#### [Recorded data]
#####
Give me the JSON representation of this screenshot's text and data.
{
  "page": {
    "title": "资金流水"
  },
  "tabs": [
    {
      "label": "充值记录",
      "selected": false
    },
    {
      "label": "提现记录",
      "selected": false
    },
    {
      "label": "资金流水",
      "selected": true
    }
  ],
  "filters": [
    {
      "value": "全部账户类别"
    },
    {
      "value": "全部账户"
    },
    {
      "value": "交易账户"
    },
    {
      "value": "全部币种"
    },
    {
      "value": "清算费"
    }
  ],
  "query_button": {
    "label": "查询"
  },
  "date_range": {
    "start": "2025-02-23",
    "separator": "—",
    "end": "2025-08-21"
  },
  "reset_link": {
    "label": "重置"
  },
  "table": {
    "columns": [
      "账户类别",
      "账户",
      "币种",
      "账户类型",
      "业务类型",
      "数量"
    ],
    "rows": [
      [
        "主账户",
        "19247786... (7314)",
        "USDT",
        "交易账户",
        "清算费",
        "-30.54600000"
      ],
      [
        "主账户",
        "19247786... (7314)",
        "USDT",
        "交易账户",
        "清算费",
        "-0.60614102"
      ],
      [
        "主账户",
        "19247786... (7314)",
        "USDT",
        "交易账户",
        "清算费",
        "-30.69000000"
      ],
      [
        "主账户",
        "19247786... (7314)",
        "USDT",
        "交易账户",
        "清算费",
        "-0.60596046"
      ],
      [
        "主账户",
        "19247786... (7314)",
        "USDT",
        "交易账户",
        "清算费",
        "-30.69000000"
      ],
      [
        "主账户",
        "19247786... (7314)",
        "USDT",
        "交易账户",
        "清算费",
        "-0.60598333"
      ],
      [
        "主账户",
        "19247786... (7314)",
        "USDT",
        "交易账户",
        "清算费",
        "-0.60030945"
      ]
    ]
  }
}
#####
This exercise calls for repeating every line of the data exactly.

Give me the JSON representation of this screenshot's text and data.
{
  "page": {
    "title": "资金流水"
  },
  "tabs": [
    {
      "label": "充值记录",
      "selected": false
    },
    {
      "label": "提现记录",
      "selected": false
    },
    {
      "label": "资金流水",
      "selected": true
    }
  ],
  "filters": [
    {
      "value": "全部账户类别"
    },
    {
      "value": "全部账户"
    },
    {
      "value": "交易账户"
    },
    {
      "value": "全部币种"
    },
    {
      "value": "清算费"
    }
  ],
  "query_button": {
    "label": "查询"
  },
  "date_range": {
    "start": "2025-02-23",
    "separator": "—",
    "end": "2025-08-21"
  },
  "reset_link": {
    "label": "重置"
  },
  "table": {
    "columns": [
      "账户类别",
      "账户",
      "币种",
      "账户类型",
      "业务类型",
      "数量"
    ],
    "rows": [
      [
        "主账户",
        "19247786... (7314)",
        "USDT",
        "交易账户",
        "清算费",
        "-30.54600000"
      ],
      [
        "主账户",
        "19247786... (7314)",
        "USDT",
        "交易账户",
        "清算费",
        "-0.60614102"
      ],
      [
        "主账户",
        "19247786... (7314)",
        "USDT",
        "交易账户",
        "清算费",
        "-30.69000000"
      ],
      [
        "主账户",
        "19247786... (7314)",
        "USDT",
        "交易账户",
        "清算费",
        "-0.60596046"
      ],
      [
        "主账户",
        "19247786... (7314)",
        "USDT",
        "交易账户",
        "清算费",
        "-30.69000000"
      ],
      [
        "主账户",
        "19247786... (7314)",
        "USDT",
        "交易账户",
        "清算费",
        "-0.60598333"
      ],
      [
        "主账户",
        "19247786... (7314)",
        "USDT",
        "交易账户",
        "清算费",
        "-0.60030945"
      ]
    ]
  }
}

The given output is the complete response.